To save marine wildlife from plastic, Zoos Victoria is urging people to replace balloons with bubbles for outdoor use, and they've recruited their animals to show how much fun bubbles can be.
The catastrophic effects of plastic in the oceans are inspiring people to reject bags, bottles, and straws, but outdoor helium balloons are much worse. Well placed river traps can stop other plastics reaching the oceans, but balloons float straight over such defenses. One study found them among the big three identifiable sources of marine plastic along with fishing gear and plastic bags. Moreover, helium is the ultimate non-renewable resource – one day we may have to choose between letting off balloons and life-saving MRI scans.
That said, there is no denying people love balloons, so campaigners are trying to emphasize the enjoyment to be gained from potential replacements, particularly bubbles. Zoos Victoria, which runs three zoos in and around Melbourne, Australia made this video to record their animals' preference.
OK so maybe the giraffe doesn't care, but apparently bubbles even make elephants frisky, although the zoo isn't counting on any baby elephants from the extra play they've inspired between two females.
“Animals can accidently eat balloons thinking they are food and can also become entangled in attached ribbons, often leading to fatal outcomes,” said Ben Sanders of Zoos Victoria in a statement.
This is more than an environmental message. Melbourne Zoo was something of a trendsetter decades ago in getting animals out of cages and into more natural environments, but it only has so much space to go round, so needs to find other ways to keep its charges stimulated.
“Animals are naturally curious, and it's very important for them that we as a zoo give them something to make their lives more interesting and entertaining,” Sanders told IFLScience.
The zoo has been used bubbles on an irregular basis to stimulate many animals, and for July they've brought the bubble machines out and have added videos about their benefits at the seal enclosure. The zoo's grounds have been hung with balloon debris to raise awareness of the problem, but, Sanders said, “The most influential thing we do is include the harm of balloons and benefits of bubbles in the keepers' presentations. Face-to-face messages are stronger, we tell a story and offer people something they can do.” Visitors are encouraged to sign a pledge not to use balloons out of doors, which gets placed on the zoos' noticeboard or online.
Zoos Victoria recently abolished the sale of plastic bottles across its three venues.

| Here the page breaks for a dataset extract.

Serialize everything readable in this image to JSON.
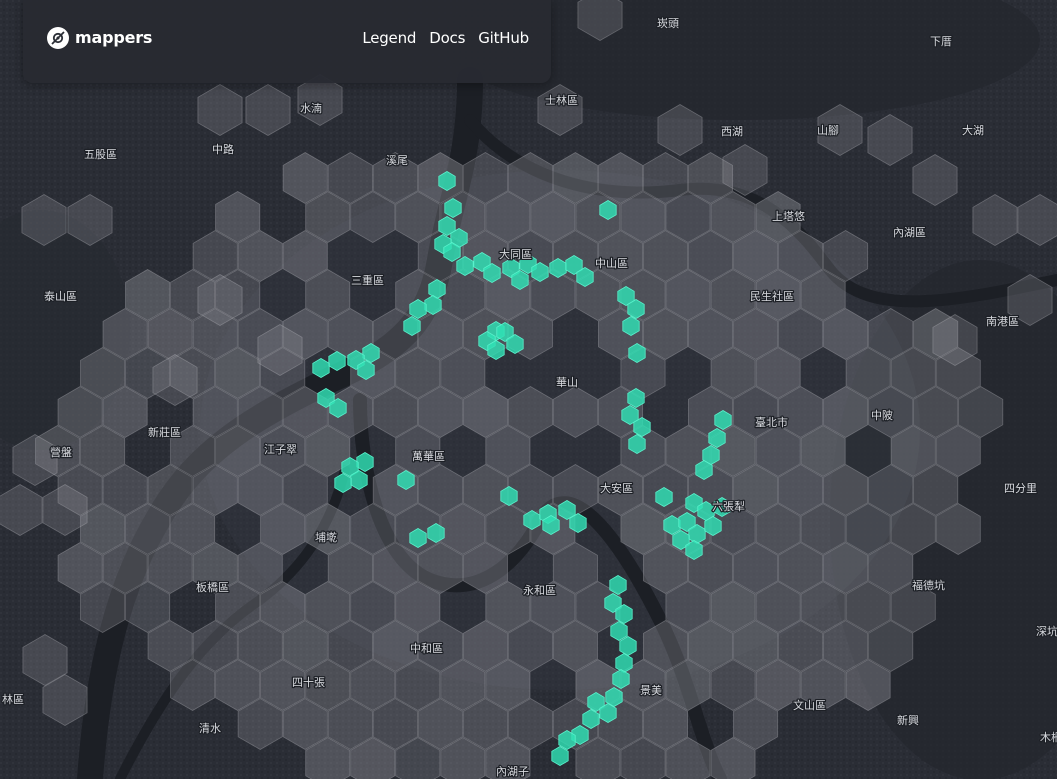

Sanders added zoos worldwide are raising awareness of marine plastics' threat, but he is not aware of any other using their animals as ambassadors to promote bubbles instead.
Zoo staff had all major bubble brands sold in Australia checked by chemists to ensure the solutions are non-toxic and break down easily before launching the campaign.